Canadian diamond exploration and mining company Lucara Diamond has acquired Clara Diamond Solutions, a digital platform aimed at transforming how rough precious rocks are sold, for $29 million (Rs 188 crore).
Clara’s main asset is a program that applies algorithms to match rough diamond production with polished manufacturing demand on a stone by stone basis. It also uses blockchain, the technology behind digital currency bitcoin, to allow buyers source rough diamonds tailored to specific polished gems demand, resulting in improved margins for both buyers and sellers.
Lucara will use its digital platform to transform the process of how rough diamonds are sold in the market, it said in a statement.
"Clara uses proprietary analytics together with cloud and blockchain technologies to modernise the existing diamond supply chain, driving efficiencies and ensuring diamond provenance from mine to finger," it said.
Lucara intends to commercialise the Clara platform using a selection of the diamond production from the company’s Karowe Diamond Mine and later expand to accommodate diamond uptake from a variety of sources across the supply chain, the company said.
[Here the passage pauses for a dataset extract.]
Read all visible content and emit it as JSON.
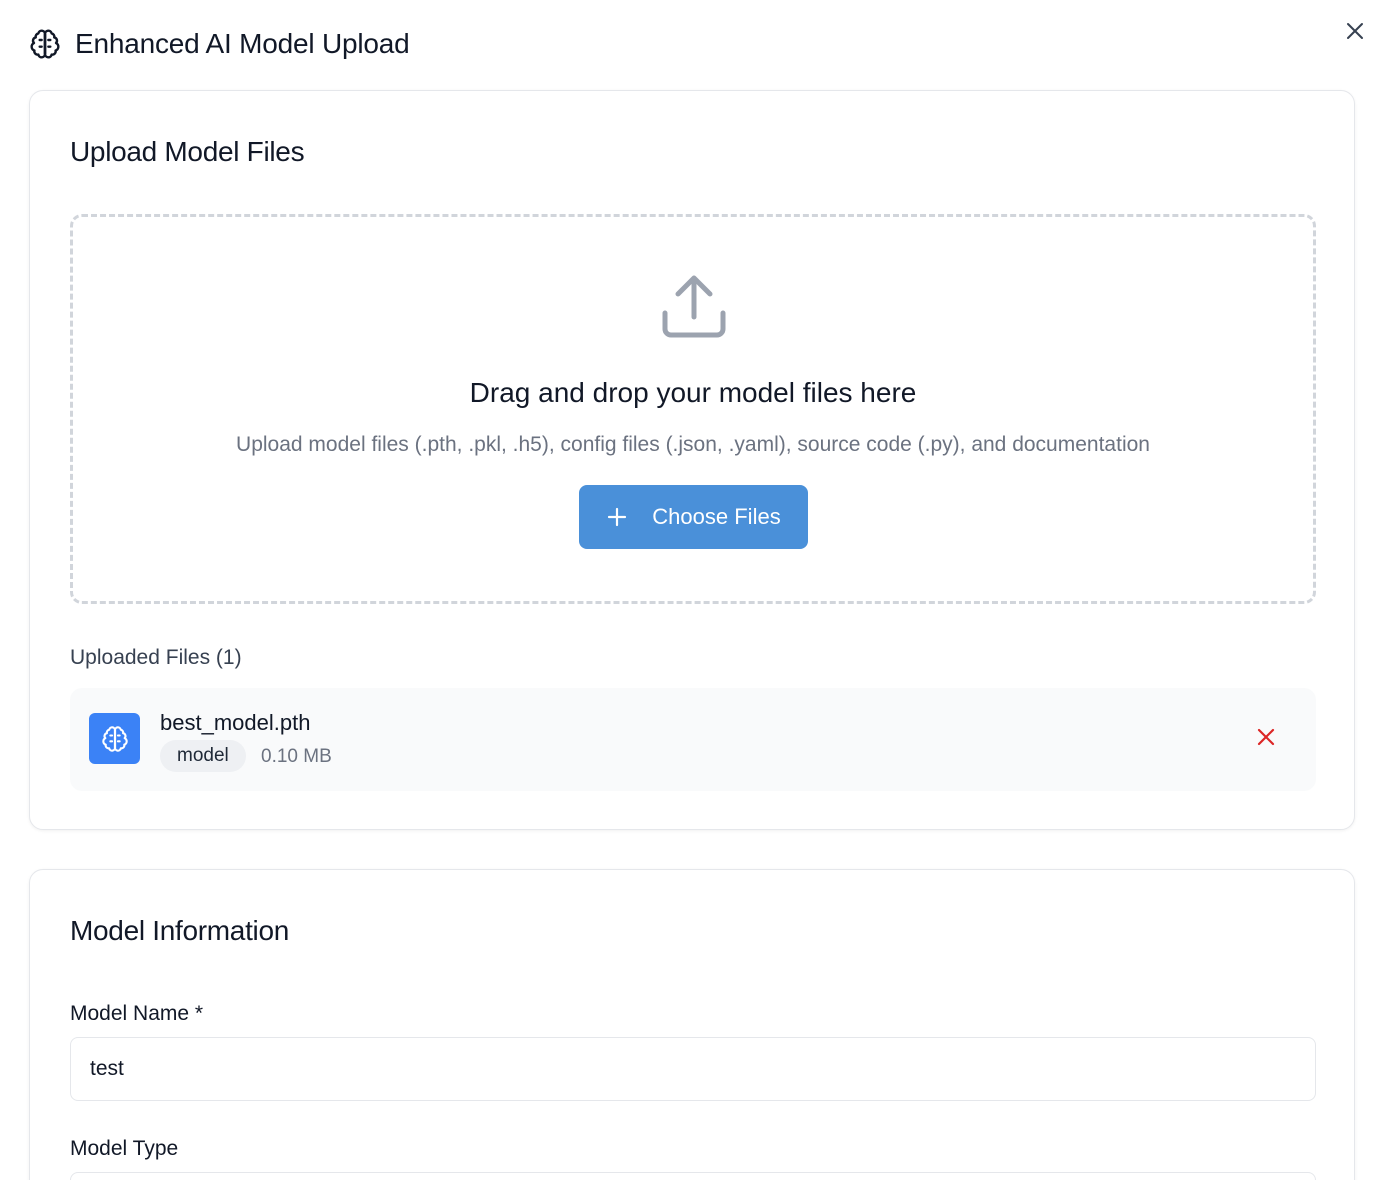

"Testing on the platform has demonstrated the potential to unlock greater than 20% of value throughout the diamond pipeline. Clara’s revenue model will be based on capturing a portion of this incremental value," it said.
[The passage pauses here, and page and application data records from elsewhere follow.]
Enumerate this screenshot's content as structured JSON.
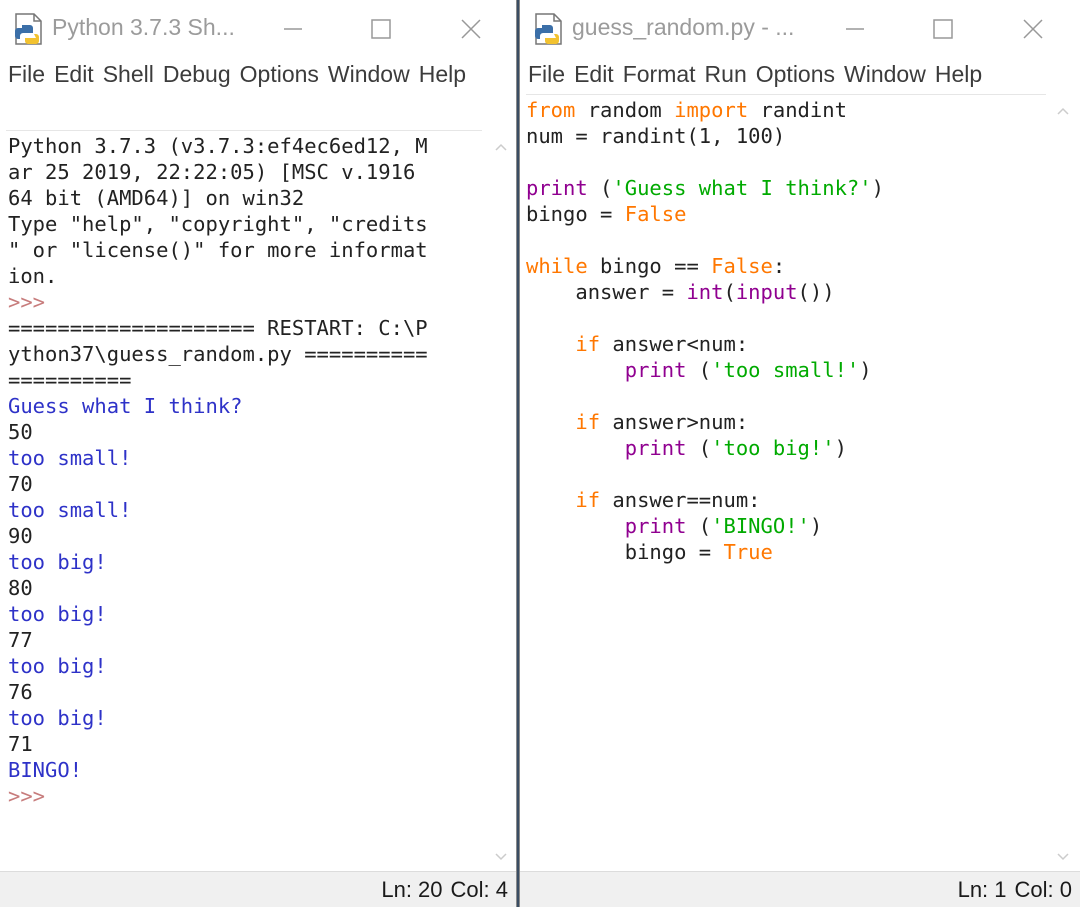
{
  "shell": {
    "title": "Python 3.7.3 Sh...",
    "menus": [
      "File",
      "Edit",
      "Shell",
      "Debug",
      "Options",
      "Window",
      "Help"
    ],
    "status": {
      "line": "Ln: 20",
      "col": "Col: 4"
    },
    "lines": [
      {
        "text": "Python 3.7.3 (v3.7.3:ef4ec6ed12, M",
        "type": "normal"
      },
      {
        "text": "ar 25 2019, 22:22:05) [MSC v.1916",
        "type": "normal"
      },
      {
        "text": "64 bit (AMD64)] on win32",
        "type": "normal"
      },
      {
        "text": "Type \"help\", \"copyright\", \"credits",
        "type": "normal"
      },
      {
        "text": "\" or \"license()\" for more informat",
        "type": "normal"
      },
      {
        "text": "ion.",
        "type": "normal"
      },
      {
        "text": ">>> ",
        "type": "prompt"
      },
      {
        "text": "==================== RESTART: C:\\P",
        "type": "normal"
      },
      {
        "text": "ython37\\guess_random.py ==========",
        "type": "normal"
      },
      {
        "text": "==========",
        "type": "normal"
      },
      {
        "text": "Guess what I think?",
        "type": "stdout"
      },
      {
        "text": "50",
        "type": "normal"
      },
      {
        "text": "too small!",
        "type": "stdout"
      },
      {
        "text": "70",
        "type": "normal"
      },
      {
        "text": "too small!",
        "type": "stdout"
      },
      {
        "text": "90",
        "type": "normal"
      },
      {
        "text": "too big!",
        "type": "stdout"
      },
      {
        "text": "80",
        "type": "normal"
      },
      {
        "text": "too big!",
        "type": "stdout"
      },
      {
        "text": "77",
        "type": "normal"
      },
      {
        "text": "too big!",
        "type": "stdout"
      },
      {
        "text": "76",
        "type": "normal"
      },
      {
        "text": "too big!",
        "type": "stdout"
      },
      {
        "text": "71",
        "type": "normal"
      },
      {
        "text": "BINGO!",
        "type": "stdout"
      },
      {
        "text": ">>> ",
        "type": "prompt"
      }
    ]
  },
  "editor": {
    "title": "guess_random.py - ...",
    "menus": [
      "File",
      "Edit",
      "Format",
      "Run",
      "Options",
      "Window",
      "Help"
    ],
    "status": {
      "line": "Ln: 1",
      "col": "Col: 0"
    },
    "lines": [
      [
        [
          "kw",
          "from"
        ],
        [
          "n",
          " random "
        ],
        [
          "kw",
          "import"
        ],
        [
          "n",
          " randint"
        ]
      ],
      [
        [
          "n",
          "num = randint(1, 100)"
        ]
      ],
      [],
      [
        [
          "bi",
          "print"
        ],
        [
          "n",
          " ("
        ],
        [
          "str",
          "'Guess what I think?'"
        ],
        [
          "n",
          ")"
        ]
      ],
      [
        [
          "n",
          "bingo = "
        ],
        [
          "kw",
          "False"
        ]
      ],
      [],
      [
        [
          "kw",
          "while"
        ],
        [
          "n",
          " bingo == "
        ],
        [
          "kw",
          "False"
        ],
        [
          "n",
          ":"
        ]
      ],
      [
        [
          "n",
          "    answer = "
        ],
        [
          "bi",
          "int"
        ],
        [
          "n",
          "("
        ],
        [
          "bi",
          "input"
        ],
        [
          "n",
          "())"
        ]
      ],
      [],
      [
        [
          "n",
          "    "
        ],
        [
          "kw",
          "if"
        ],
        [
          "n",
          " answer<num:"
        ]
      ],
      [
        [
          "n",
          "        "
        ],
        [
          "bi",
          "print"
        ],
        [
          "n",
          " ("
        ],
        [
          "str",
          "'too small!'"
        ],
        [
          "n",
          ")"
        ]
      ],
      [],
      [
        [
          "n",
          "    "
        ],
        [
          "kw",
          "if"
        ],
        [
          "n",
          " answer>num:"
        ]
      ],
      [
        [
          "n",
          "        "
        ],
        [
          "bi",
          "print"
        ],
        [
          "n",
          " ("
        ],
        [
          "str",
          "'too big!'"
        ],
        [
          "n",
          ")"
        ]
      ],
      [],
      [
        [
          "n",
          "    "
        ],
        [
          "kw",
          "if"
        ],
        [
          "n",
          " answer==num:"
        ]
      ],
      [
        [
          "n",
          "        "
        ],
        [
          "bi",
          "print"
        ],
        [
          "n",
          " ("
        ],
        [
          "str",
          "'BINGO!'"
        ],
        [
          "n",
          ")"
        ]
      ],
      [
        [
          "n",
          "        bingo = "
        ],
        [
          "kw",
          "True"
        ]
      ]
    ]
  },
  "colors": {
    "keyword": "#ff7700",
    "builtin": "#900090",
    "string": "#00aa00",
    "stdout": "#2e32c8",
    "prompt": "#c77c7c"
  },
  "icons": [
    "python-idle-icon",
    "minimize-icon",
    "maximize-icon",
    "close-icon"
  ]
}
Lucara has also replaced William Lamb with Eira Thomas, who is one of the firm’s co-founders, as CEO.
“Consumers want to know that their diamonds are produced from mines that are good stewards of the land, that have social policies, that are progressive, that we think about our contributions to our communities,” Thomas was quoted as saying by The Financial Times.
Blockchain systems are seeing increased use in supply chain management as they can streamline the process by permanently recording each transaction on the blockchain, significantly increasing transparency.
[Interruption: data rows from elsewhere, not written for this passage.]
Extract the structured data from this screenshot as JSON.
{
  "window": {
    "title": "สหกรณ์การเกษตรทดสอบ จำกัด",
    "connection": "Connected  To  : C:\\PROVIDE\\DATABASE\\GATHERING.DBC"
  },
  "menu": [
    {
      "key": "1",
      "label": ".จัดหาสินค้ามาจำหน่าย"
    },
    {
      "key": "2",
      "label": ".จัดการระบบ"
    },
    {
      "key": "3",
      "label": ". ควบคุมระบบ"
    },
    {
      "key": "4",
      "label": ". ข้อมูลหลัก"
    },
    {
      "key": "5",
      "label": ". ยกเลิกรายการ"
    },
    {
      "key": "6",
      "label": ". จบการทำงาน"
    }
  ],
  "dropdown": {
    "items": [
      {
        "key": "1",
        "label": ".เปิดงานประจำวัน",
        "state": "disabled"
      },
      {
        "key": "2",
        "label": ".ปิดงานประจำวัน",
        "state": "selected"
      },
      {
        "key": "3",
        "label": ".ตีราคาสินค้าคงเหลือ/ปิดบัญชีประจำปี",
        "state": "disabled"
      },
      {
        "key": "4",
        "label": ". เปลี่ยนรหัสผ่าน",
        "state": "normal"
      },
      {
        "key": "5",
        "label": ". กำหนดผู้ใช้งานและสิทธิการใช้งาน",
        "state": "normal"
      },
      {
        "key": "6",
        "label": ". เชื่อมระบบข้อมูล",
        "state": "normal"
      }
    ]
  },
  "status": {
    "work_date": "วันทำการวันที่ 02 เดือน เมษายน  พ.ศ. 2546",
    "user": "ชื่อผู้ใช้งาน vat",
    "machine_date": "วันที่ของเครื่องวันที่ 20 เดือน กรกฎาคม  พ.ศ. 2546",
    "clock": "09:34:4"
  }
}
With the move towards blockchain tech, Lucara joins the ranks of larger peers such as De Beers and Russia’s Alrosa PJSC, according to a Bloomberg report. Last month De Beers said it was testing a virtual ledger to ensure consumers that its gems are genuine.
"It is a huge public ledger as immutable as anything invented. It is a much more un-hackable system than anything on a single server," De Beers’ CEO Bruce Cleaver was quoted as saying by The Bitcoinist.